WHAT IS EXPECTED: The reply should be a single number: the count of lines below that contain the word "keywords".

TASK MATERIAL:
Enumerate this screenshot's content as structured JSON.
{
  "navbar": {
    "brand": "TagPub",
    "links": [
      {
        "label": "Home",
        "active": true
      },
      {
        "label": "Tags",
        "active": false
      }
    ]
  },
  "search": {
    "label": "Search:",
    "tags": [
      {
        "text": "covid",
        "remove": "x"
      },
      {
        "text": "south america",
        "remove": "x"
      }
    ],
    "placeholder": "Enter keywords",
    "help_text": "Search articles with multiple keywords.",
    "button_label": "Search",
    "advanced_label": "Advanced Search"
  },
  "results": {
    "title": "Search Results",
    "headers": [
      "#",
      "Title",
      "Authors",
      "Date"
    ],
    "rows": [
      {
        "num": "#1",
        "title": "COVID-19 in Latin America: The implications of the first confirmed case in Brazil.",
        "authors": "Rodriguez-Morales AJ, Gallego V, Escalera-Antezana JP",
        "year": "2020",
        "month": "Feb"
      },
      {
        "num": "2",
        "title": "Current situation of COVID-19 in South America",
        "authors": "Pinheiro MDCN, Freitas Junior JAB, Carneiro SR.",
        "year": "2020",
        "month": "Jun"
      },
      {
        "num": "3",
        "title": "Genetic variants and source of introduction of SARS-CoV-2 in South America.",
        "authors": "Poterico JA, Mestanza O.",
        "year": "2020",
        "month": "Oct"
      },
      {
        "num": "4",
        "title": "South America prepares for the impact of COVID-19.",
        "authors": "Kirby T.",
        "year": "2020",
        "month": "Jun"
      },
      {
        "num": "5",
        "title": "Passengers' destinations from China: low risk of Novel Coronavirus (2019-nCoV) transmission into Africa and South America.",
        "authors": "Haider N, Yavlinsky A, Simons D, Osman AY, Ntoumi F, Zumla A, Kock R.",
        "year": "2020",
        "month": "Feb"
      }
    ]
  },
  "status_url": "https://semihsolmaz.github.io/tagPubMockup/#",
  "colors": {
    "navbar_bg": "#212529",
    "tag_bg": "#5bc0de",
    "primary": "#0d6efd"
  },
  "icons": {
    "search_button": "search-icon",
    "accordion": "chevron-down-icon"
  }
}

EXERCISE RESPONSE: 2